Ecclesiastes 7:19-22: "Wisdom makes one wise man more powerful than ten rulers in a city. There is not a righteous man on earth who does what is right and never sins. Do not pay attention to every word people say, or you may hear your servant cursing you--or you know in your heart that many times you yourself have cursed others."
Seminary is wonderful but you can't learn everything there. The year I graduated from seminary, Christianity Today published a humorous column called "Things They Didn't Tell You at Your Seminary Graduation." It was subtitled "Some aphorisms for the brand-new pastor." I cut it out and saved it, and after all these years, I still have my copy, faded and worn, because the wisdom it contains seems timeless to me. Here are a few bits of advice from the column (with a few of my personal comments):
*If you don't know what you're doing, do it neatly. (Not one of my strong points)
*If you can't tell a joke, don't. (A really wise piece of advice)
*When you visit the hospital, don't sit on the bed or discuss your operation.
*Leave your German shepherd at home when you go to the Sunday School picnic.
*Take your German shepherd when you go to the local ministerial association.*Always remember to take the offering before the sermon.
*Don't be late for wedding or funerals. (They didn't mention this in seminary)
*Fifty-one Sundays of the year, preach so that the youngest child in your congregation can understand you. The fifty-second Sunday, preach so that the Ph.D, the Th.D, the Ed.D, and the M.D. are bewildered, awestruck, or filled with wonderment. (Good advice if you can do it)

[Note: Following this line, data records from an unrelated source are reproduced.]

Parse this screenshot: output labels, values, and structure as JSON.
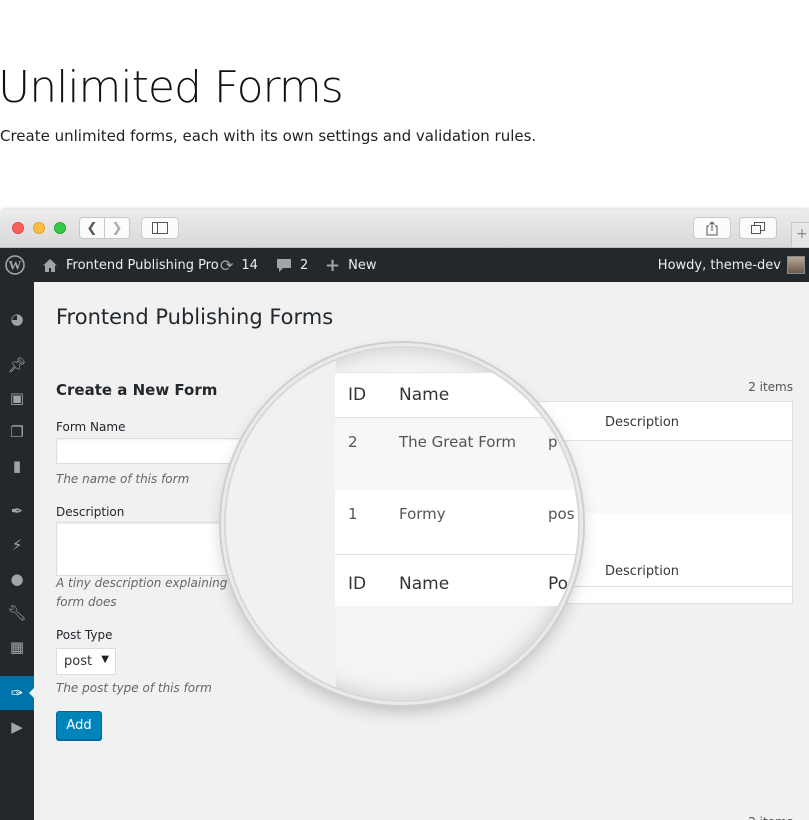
{
  "hero": {
    "title": "Unlimited Forms",
    "subtitle": "Create unlimited forms, each with its own settings and validation rules."
  },
  "adminbar": {
    "site_name": "Frontend Publishing Pro",
    "updates_count": "14",
    "comments_count": "2",
    "new_label": "New",
    "howdy": "Howdy, theme-dev"
  },
  "page": {
    "title": "Frontend Publishing Forms"
  },
  "form": {
    "heading": "Create a New Form",
    "name_label": "Form Name",
    "name_help": "The name of this form",
    "description_label": "Description",
    "description_help_line1": "A tiny description explaining what this",
    "description_help_line2": "form does",
    "post_type_label": "Post Type",
    "post_type_value": "post",
    "post_type_help": "The post type of this form",
    "add_button": "Add"
  },
  "table": {
    "count": "2 items",
    "columns": [
      "ID",
      "Name",
      "Post Type",
      "Description"
    ],
    "rows": [
      {
        "id": "2",
        "name": "The Great Form",
        "post_type": "post",
        "description": ""
      },
      {
        "id": "1",
        "name": "Formy",
        "post_type": "post",
        "description": ""
      }
    ]
  },
  "magnifier": {
    "header_id": "ID",
    "header_name": "Name",
    "row1_id": "2",
    "row1_name": "The Great Form",
    "row1_type_fragment": "p",
    "row2_id": "1",
    "row2_name": "Formy",
    "row2_type_fragment": "pos",
    "footer_id": "ID",
    "footer_name": "Name",
    "footer_type_fragment": "Po"
  },
  "colors": {
    "admin_dark": "#23282d",
    "accent": "#0073aa",
    "button": "#0085ba"
  }
}
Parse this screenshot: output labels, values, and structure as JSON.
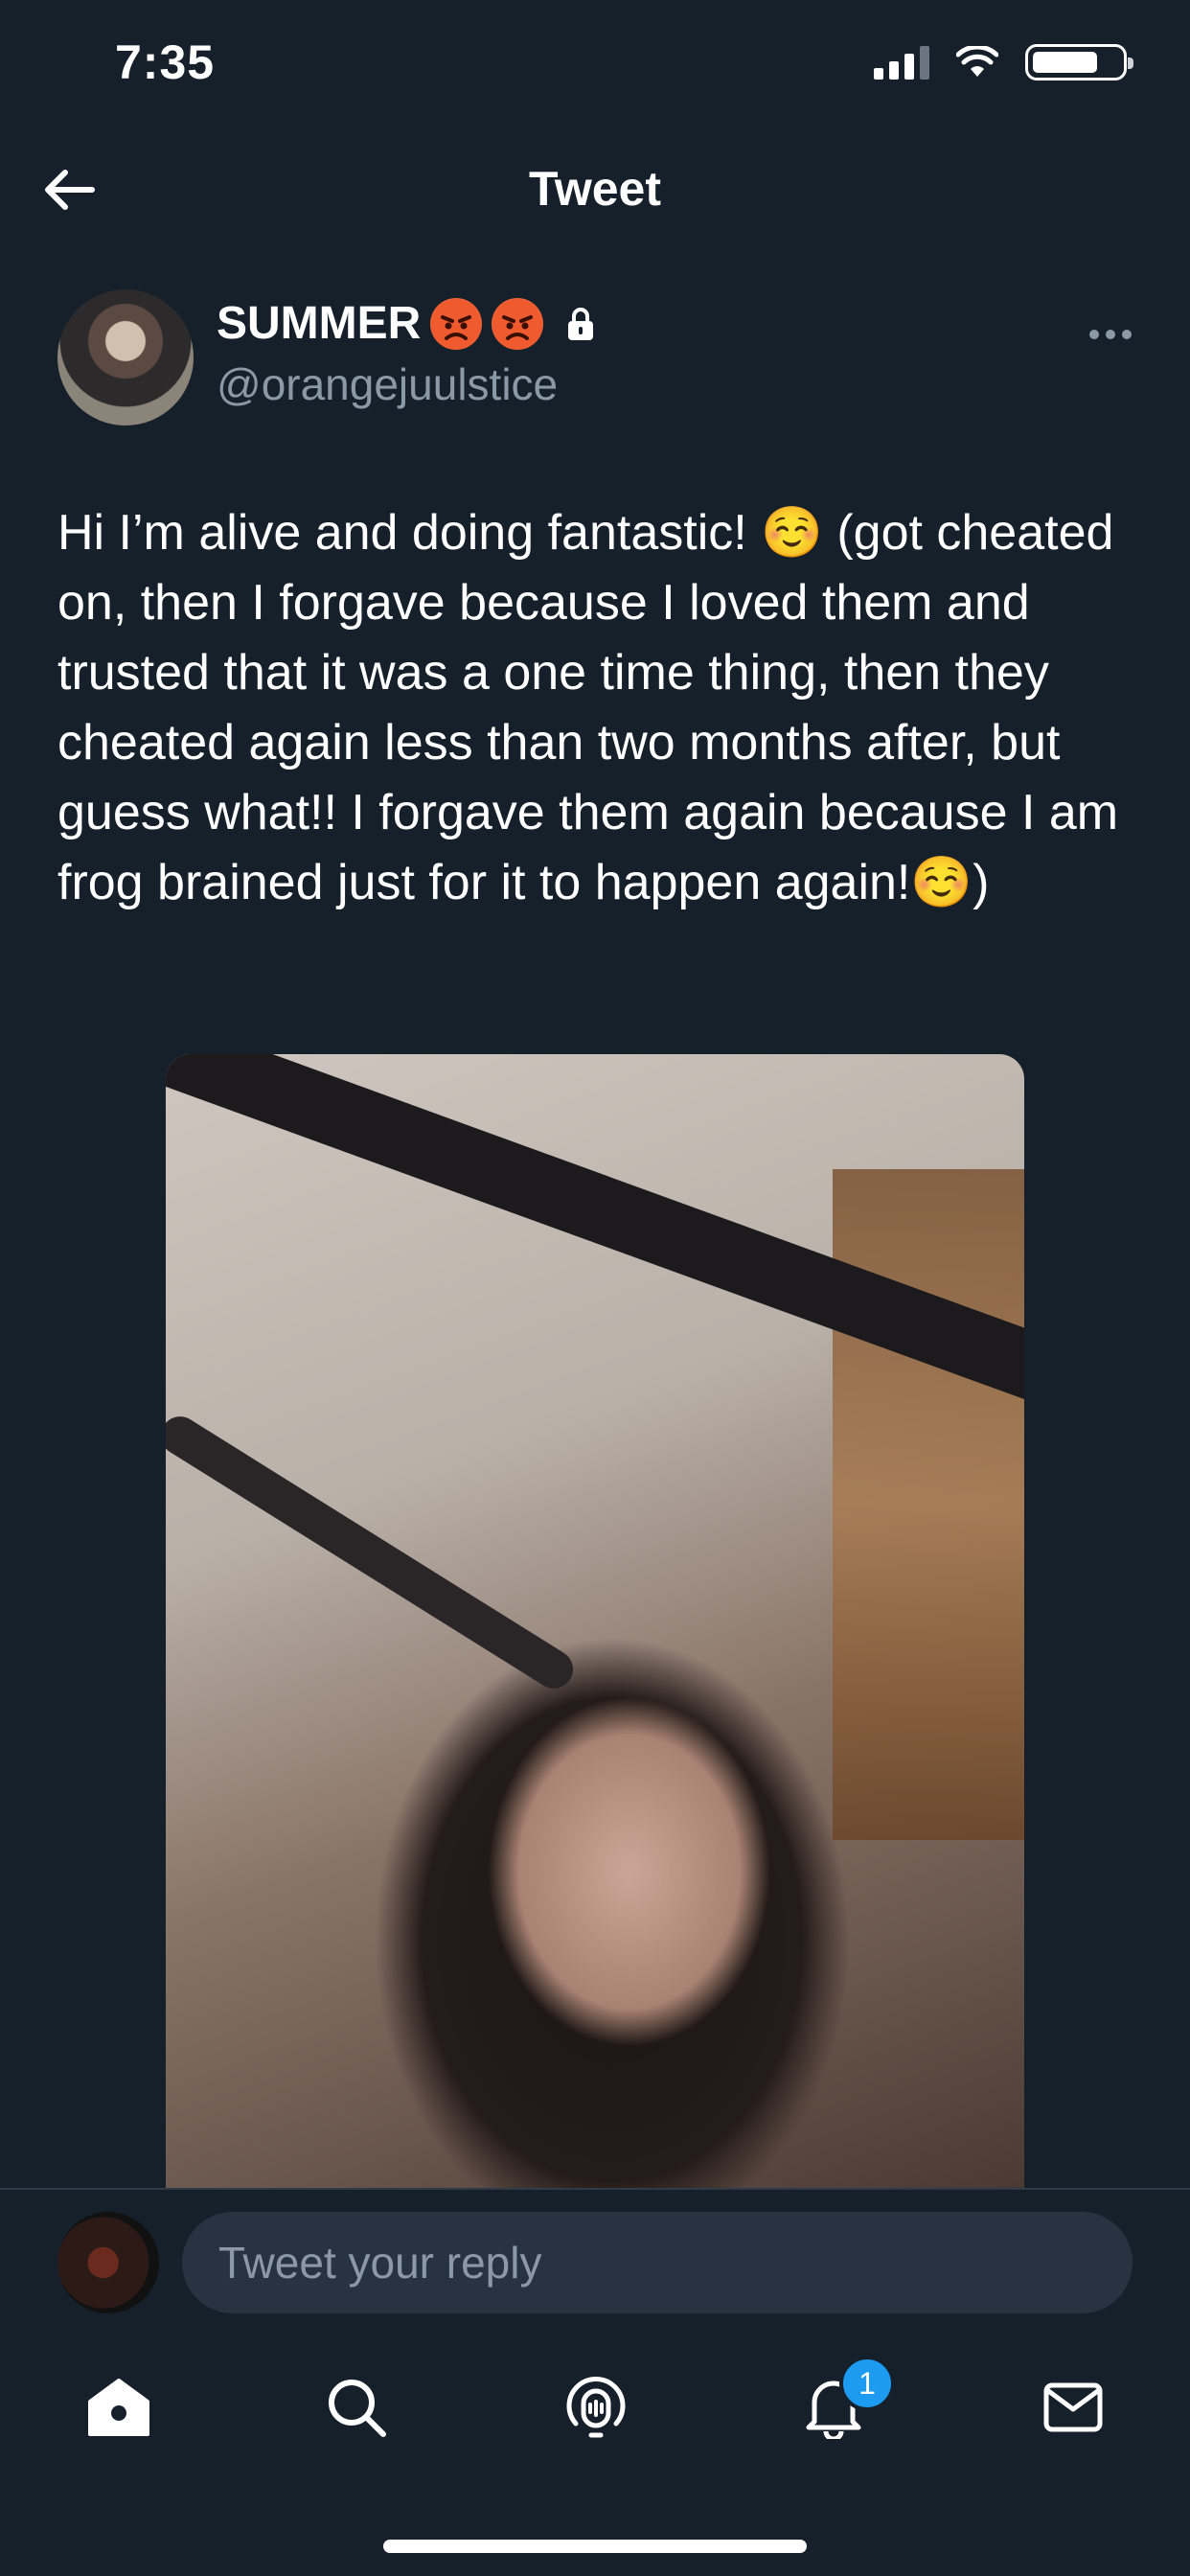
{
  "status_bar": {
    "time": "7:35"
  },
  "header": {
    "title": "Tweet"
  },
  "tweet": {
    "author_name": "SUMMER",
    "handle": "@orangejuulstice",
    "text": "Hi I’m alive and doing fantastic! ☺️ (got cheated on, then I forgave because I loved them and trusted that it was a one time thing, then they cheated again less than two months after, but guess what!! I forgave them again because I am frog brained just for it to happen again!☺️)"
  },
  "reply": {
    "placeholder": "Tweet your reply"
  },
  "tab_bar": {
    "notifications_badge": "1"
  },
  "colors": {
    "background": "#15202b",
    "accent": "#1d9bf0",
    "secondary_text": "#8b98a5",
    "input_bg": "#273340"
  },
  "icons": [
    "back-arrow-icon",
    "lock-icon",
    "more-icon",
    "home-icon",
    "search-icon",
    "spaces-icon",
    "notifications-icon",
    "messages-icon"
  ]
}
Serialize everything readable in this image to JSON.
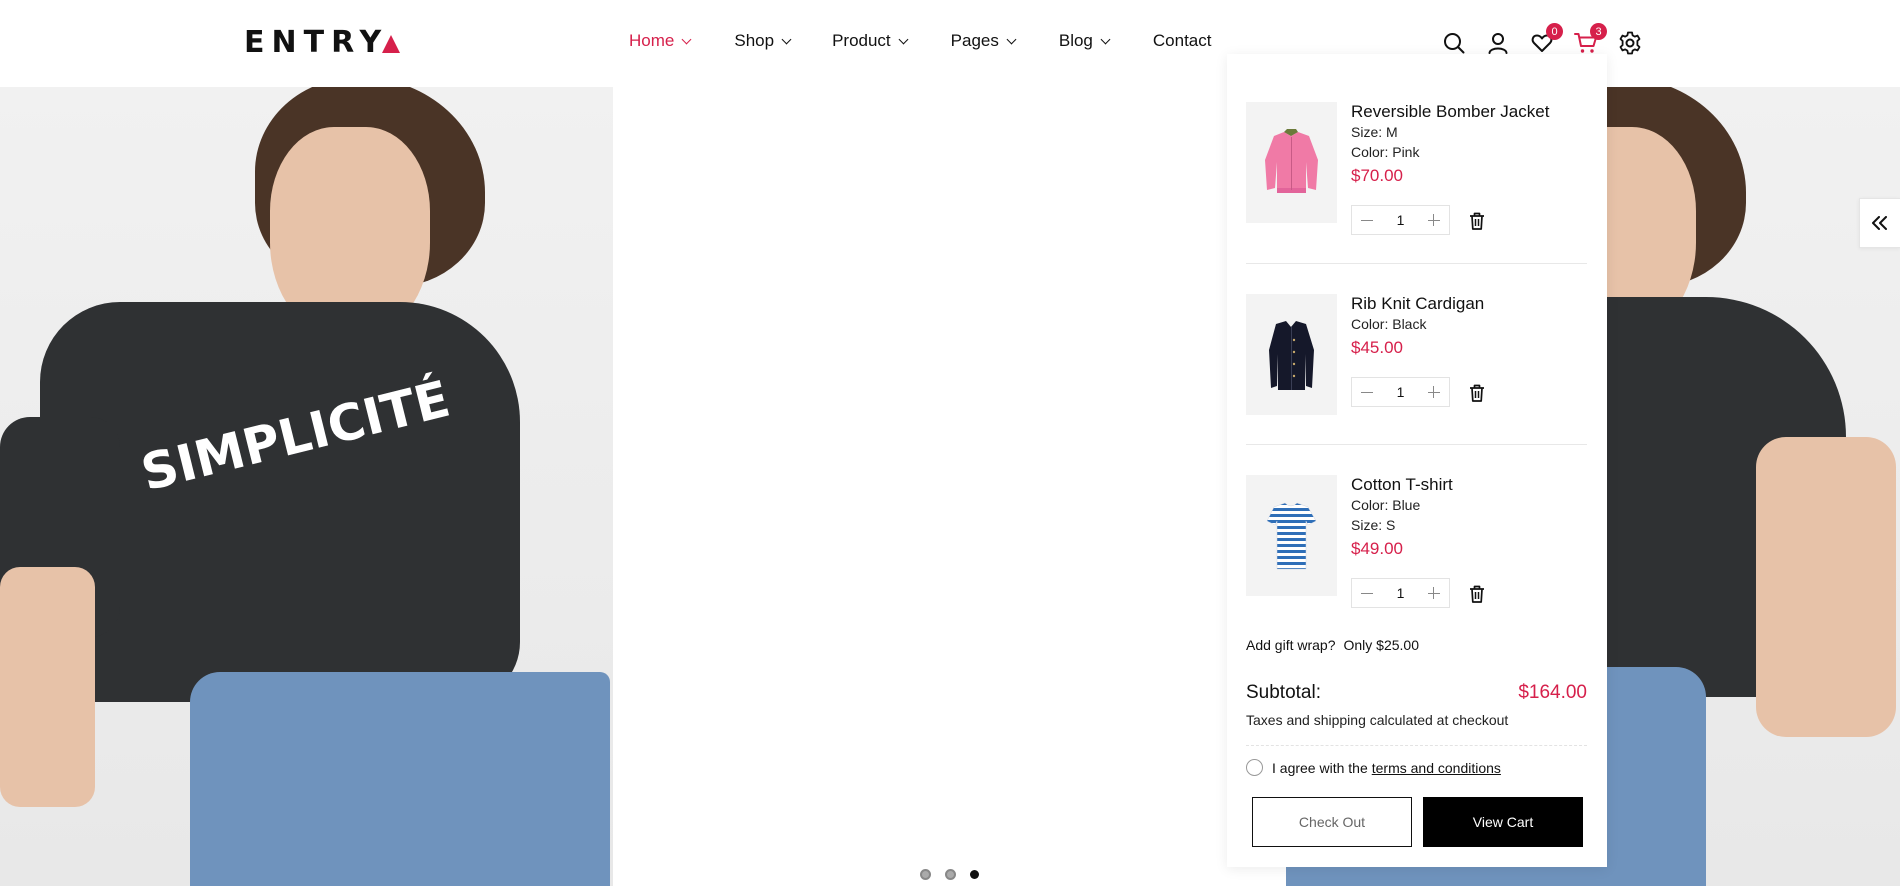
{
  "brand": {
    "logo_text": "ENTRY",
    "accent": "#d6204b"
  },
  "nav": {
    "items": [
      {
        "label": "Home",
        "active": true,
        "has_dropdown": true
      },
      {
        "label": "Shop",
        "has_dropdown": true
      },
      {
        "label": "Product",
        "has_dropdown": true
      },
      {
        "label": "Pages",
        "has_dropdown": true
      },
      {
        "label": "Blog",
        "has_dropdown": true
      },
      {
        "label": "Contact",
        "has_dropdown": false
      }
    ]
  },
  "header_icons": {
    "search": "search-icon",
    "account": "user-icon",
    "wishlist": {
      "icon": "heart-icon",
      "count": "0"
    },
    "cart": {
      "icon": "cart-icon",
      "count": "3"
    },
    "settings": "gear-icon"
  },
  "hero": {
    "print_text": "SIMPLICITÉ",
    "slide_count": 3,
    "active_slide": 3
  },
  "cart": {
    "items": [
      {
        "name": "Reversible Bomber Jacket",
        "attrs": [
          "Size: M",
          "Color: Pink"
        ],
        "price": "$70.00",
        "qty": "1",
        "thumb": "pink-bomber-jacket"
      },
      {
        "name": "Rib Knit Cardigan",
        "attrs": [
          "Color: Black"
        ],
        "price": "$45.00",
        "qty": "1",
        "thumb": "black-cardigan"
      },
      {
        "name": "Cotton T-shirt",
        "attrs": [
          "Color: Blue",
          "Size: S"
        ],
        "price": "$49.00",
        "qty": "1",
        "thumb": "striped-tshirt"
      }
    ],
    "gift_label": "Add gift wrap?",
    "gift_price": "Only $25.00",
    "subtotal_label": "Subtotal:",
    "subtotal_value": "$164.00",
    "taxes_note": "Taxes and shipping calculated at checkout",
    "agree_text": "I agree with the",
    "terms_link": "terms and conditions",
    "checkout_label": "Check Out",
    "viewcart_label": "View Cart"
  }
}
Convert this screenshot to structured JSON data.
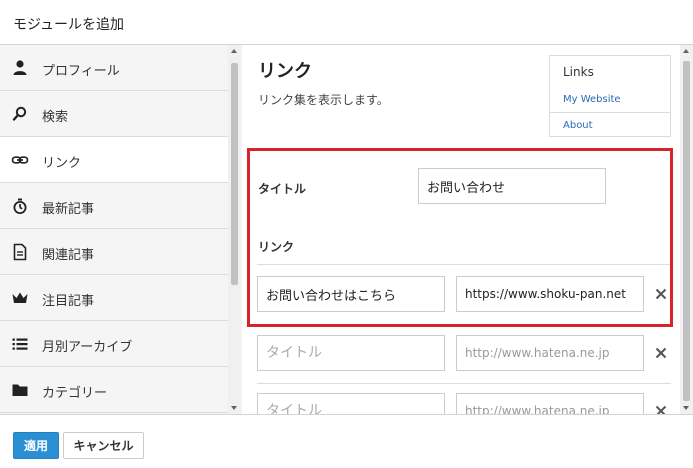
{
  "dialog": {
    "title": "モジュールを追加"
  },
  "sidebar": {
    "items": [
      {
        "label": "プロフィール",
        "icon": "user-icon"
      },
      {
        "label": "検索",
        "icon": "search-icon"
      },
      {
        "label": "リンク",
        "icon": "link-icon",
        "active": true
      },
      {
        "label": "最新記事",
        "icon": "stopwatch-icon"
      },
      {
        "label": "関連記事",
        "icon": "document-icon"
      },
      {
        "label": "注目記事",
        "icon": "crown-icon"
      },
      {
        "label": "月別アーカイブ",
        "icon": "list-icon"
      },
      {
        "label": "カテゴリー",
        "icon": "folder-icon"
      }
    ]
  },
  "module": {
    "title": "リンク",
    "description": "リンク集を表示します。",
    "preview": {
      "title": "Links",
      "links": [
        "My Website",
        "About"
      ]
    },
    "title_field": {
      "label": "タイトル",
      "value": "お問い合わせ"
    },
    "links_label": "リンク",
    "link_rows": [
      {
        "title": "お問い合わせはこちら",
        "url": "https://www.shoku-pan.net",
        "title_placeholder": "",
        "url_placeholder": ""
      },
      {
        "title": "",
        "url": "",
        "title_placeholder": "タイトル",
        "url_placeholder": "http://www.hatena.ne.jp"
      },
      {
        "title": "",
        "url": "",
        "title_placeholder": "タイトル",
        "url_placeholder": "http://www.hatena.ne.jp"
      }
    ]
  },
  "footer": {
    "apply_label": "適用",
    "cancel_label": "キャンセル"
  },
  "colors": {
    "accent": "#2b8fd4",
    "highlight": "#d8232a",
    "link": "#2a6bb5"
  }
}
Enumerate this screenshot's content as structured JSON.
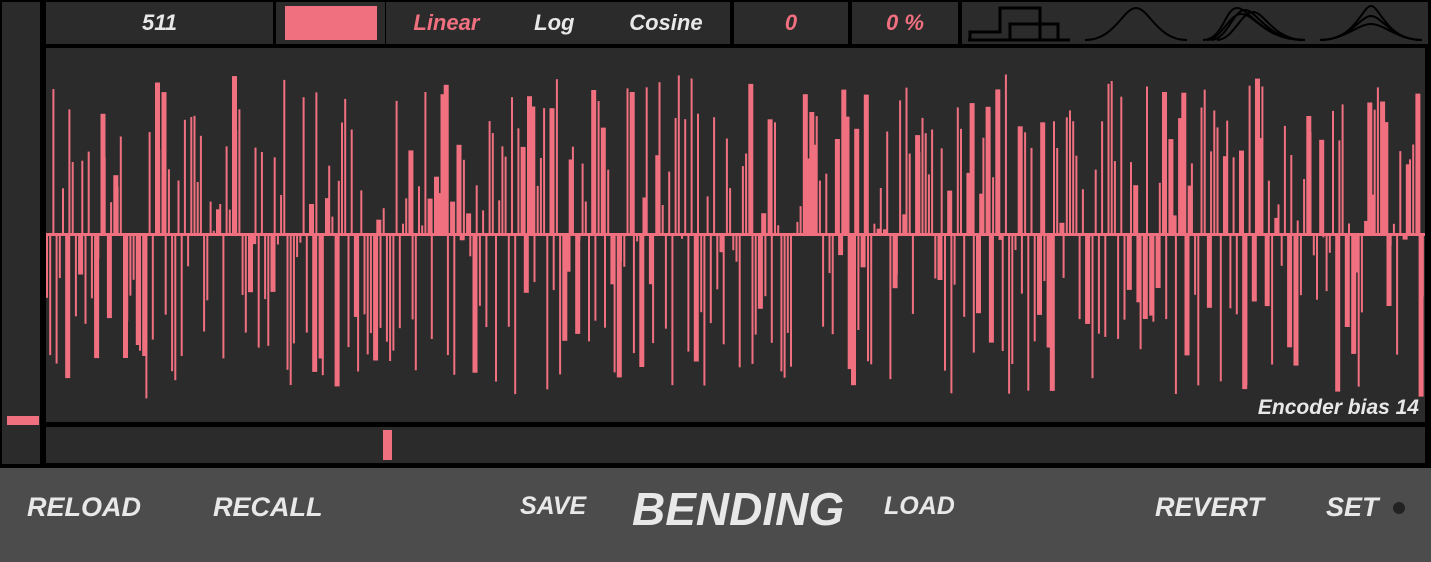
{
  "top_bar": {
    "value": "511",
    "color_swatch": "#f07080",
    "curve_options": [
      {
        "label": "Linear",
        "selected": true
      },
      {
        "label": "Log",
        "selected": false
      },
      {
        "label": "Cosine",
        "selected": false
      }
    ],
    "offset_value": "0",
    "percent_value": "0 %",
    "distribution_icons": [
      "uniform-distribution-icon",
      "gaussian-distribution-icon",
      "multi-peak-distribution-icon",
      "narrow-peak-distribution-icon"
    ]
  },
  "waveform": {
    "label": "Encoder bias 14",
    "color": "#f07080"
  },
  "bottom_bar": {
    "reload": "RELOAD",
    "recall": "RECALL",
    "save": "SAVE",
    "title": "BENDING",
    "load": "LOAD",
    "revert": "REVERT",
    "set": "SET"
  },
  "colors": {
    "accent": "#f07080",
    "panel": "#2b2b2b",
    "footer": "#4c4c4c",
    "text": "#e8e8e8"
  }
}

*If a businessman phones you at 10:30 AM on Wednesday morning and says, "Pastor, I hope I didn't get you out of bed," don't become paranoid. Just answer, "No, you didn't. But come on over anyway after you're dressed and my wife will fix some breakfast for you." (I never used this line, but I wish I had.)
*When people comment on your sermon as they're going out the church door, don't take them very seriously. (Very true)*There are limits to participation in community life. You don't need to prove yourself by taking part in the annual rodeo.
*Love the teenagers in your congregation and they'll love you. The same is true of young adults, middle-age adults, and elderly adults.
*Most old people will love you even when you goof. Maybe more then. (Amen)
*Never surprise the chairman of your board. (Double amen)
*Remember that being a pastor is like being the lead dog in a team of Alaskan huskies. You're the only one who has a view and can see the horizon. So tell them what's like